The Supreme Court stepped gingerly into the national debate over global warming on Wednesday, asking how much harm would occur if the Environmental Protection Agency continues its refusal to regulate greenhouse gases from new vehicles.
In the first case about global warming to reach the high court, a lawyer for 12 states and 13 environmental groups pressed the justices to make the government act, saying the country faces grave environmental harm.
Inaction is like lighting "a fuse on a bomb," said James Milkey, an assistant attorney general for the state of Massachusetts.
Opening up an hour of arguments, Justice Antonin Scalia asked, "When is the predicted cataclysm?"
It's not cataclysmic, but rather "ongoing harm," Milkey replied.
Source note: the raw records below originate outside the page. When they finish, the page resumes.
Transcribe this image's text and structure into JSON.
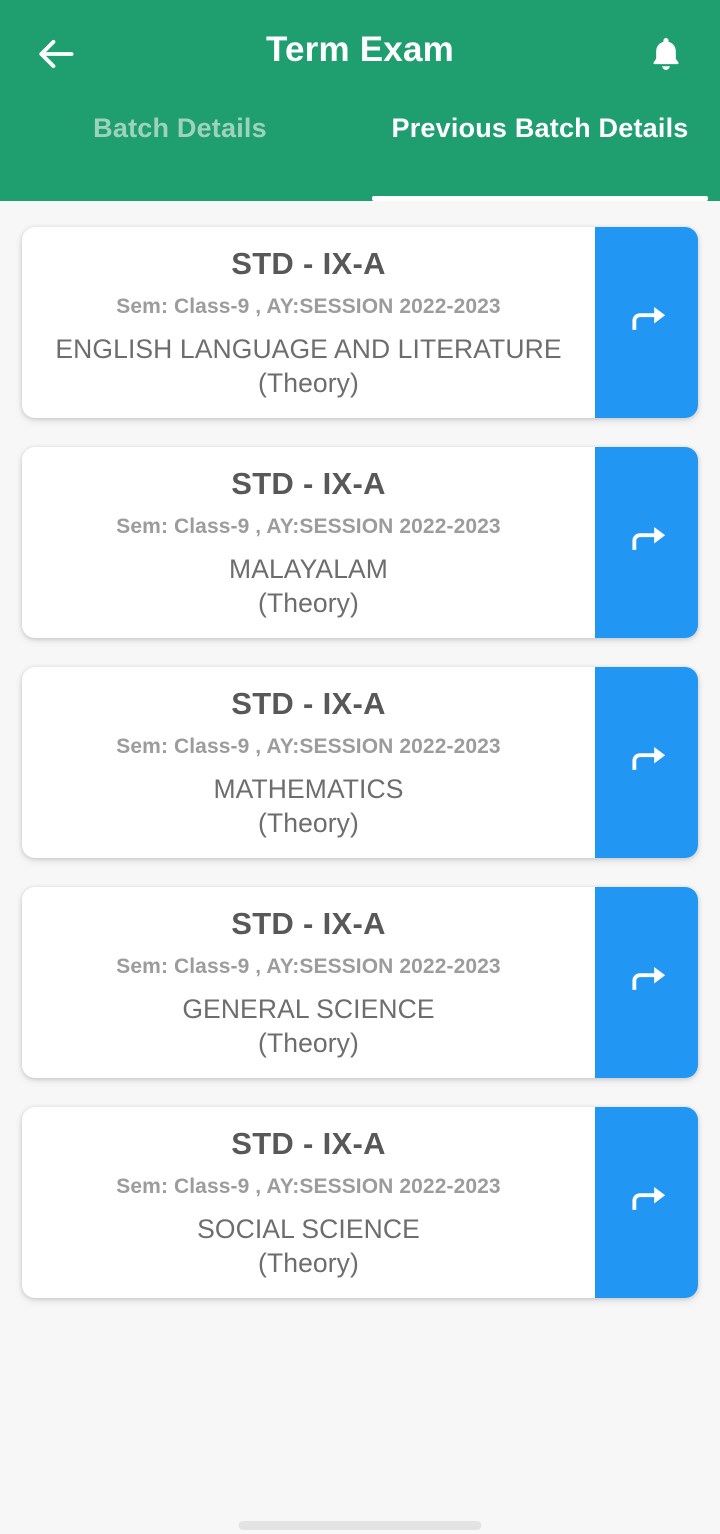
{
  "appbar": {
    "title": "Term Exam",
    "back_icon": "arrow-left-icon",
    "notification_icon": "bell-icon",
    "background_color": "#1f9e70"
  },
  "tabs": [
    {
      "label": "Batch Details",
      "active": false
    },
    {
      "label": "Previous Batch Details",
      "active": true
    }
  ],
  "list": {
    "accent_color": "#2196f3",
    "action_icon": "forward-arrow-icon",
    "cards": [
      {
        "std": "STD - IX-A",
        "sem": "Sem: Class-9 , AY:SESSION 2022-2023",
        "subject": "ENGLISH LANGUAGE AND LITERATURE",
        "type": "(Theory)"
      },
      {
        "std": "STD - IX-A",
        "sem": "Sem: Class-9 , AY:SESSION 2022-2023",
        "subject": "MALAYALAM",
        "type": "(Theory)"
      },
      {
        "std": "STD - IX-A",
        "sem": "Sem: Class-9 , AY:SESSION 2022-2023",
        "subject": "MATHEMATICS",
        "type": "(Theory)"
      },
      {
        "std": "STD - IX-A",
        "sem": "Sem: Class-9 , AY:SESSION 2022-2023",
        "subject": "GENERAL SCIENCE",
        "type": "(Theory)"
      },
      {
        "std": "STD - IX-A",
        "sem": "Sem: Class-9 , AY:SESSION 2022-2023",
        "subject": "SOCIAL SCIENCE",
        "type": "(Theory)"
      }
    ]
  },
  "system": {
    "home_indicator": "home-gesture-bar"
  }
}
Deputy Solicitor General Gregory Garre, representing the Bush administration, cautioned justices that EPA regulation could have a significant economic impact on the United States since 85 percent of the U.S. economy is tied to sources of greenhouse gas emissions.
Garre also argued that EPA was right not to act given "the substantial scientific uncertainty surrounding global climate change."
Chief Justice John Roberts pointed out that regulating carbon dioxide emissions from new vehicles addresses just one aspect of an issue of global dimensions.
The argument by those pushing for EPA action on vehicle emissions might or might not be valid, but it "assumes everything else is going to remain constant," Roberts observed.
Several justices questioned whether the states and environmental groups have met their legal burden to show they will be harmed by continued EPA inaction. Petitioners to courts must meet that threshold before the merits of a case may be addressed.
"We own property, 200 miles of coastline, that we're losing," Milkey said, trying to allay justices' concerns.
But Justice Samuel Alito, who with Roberts seemed most skeptical of the states' position, said that even in the best of circumstances, the reduction in greenhouse gases would be relatively small.
Milkey replied that even small reductions would be meaningful, pointing out that very small rises in the sea level would inundate significant portions of low-lying coastal land.
The Bush administration argued in court papers that the EPA lacks the power to regulate carbon dioxide as a pollutant under the Clean Air Act. Even if it had such authority, the EPA still would not use it at this point because of uncertainty surrounding the issue of global warming, the administration said.
Global climate change is "a controversial phenomenon that is far from fully understood or defined," trade associations for car and truck makers and automobile dealers said in a court filing signed by former Solicitors General Theodore Olson and Kenneth Starr. They backed the administration position.
Twelve states, mainly along the nation's Atlantic and Pacific coasts, three cities, a U.S. territory and 13 environmental groups are arguing that the EPA ignored the clear language of the Clean Air Act. Under the 1970 law, carbon dioxide is an air pollutant that threatens public health and the EPA must regulate it, they said.
Michigan, home of the U.S. auto industry, and eight other states are backing the EPA.
Carbon dioxide is produced when fossil fuels such as oil and natural gas are burned. It is the principal greenhouse gas that many scientists believe is flowing into the atmosphere at an unprecedented rate, leading to a warming of the Earth and widespread ecological changes. One way to reduce those emissions is to have more fuel-efficient cars.
A federal appeals court in Washington, in a fractured decision in 2005, upheld the administration's position. The Supreme Court is expected to rule before July 2007.
A separate case involving the EPA's claim that the Clean Air Act similarly does not give it authority to regulate greenhouse gas emissions from power plants also is making its way through the federal courts.
Together, U.S. power plants and vehicles account for 15 percent of the world output of greenhouse gases, said David Doniger, counsel for the Natural Resources Defense Council, an environmental group involved in the Supreme Court case.
An association of electric utilities, the Utility Air Regulatory Group, opposes greenhouse gas regulation. But two individual power companies, Calpine Corp. and Entergy Corp., are on the other side.
Entergy said it has to be able to make plans 25 years in advance and that the EPA's current rules will not "stand the test of time."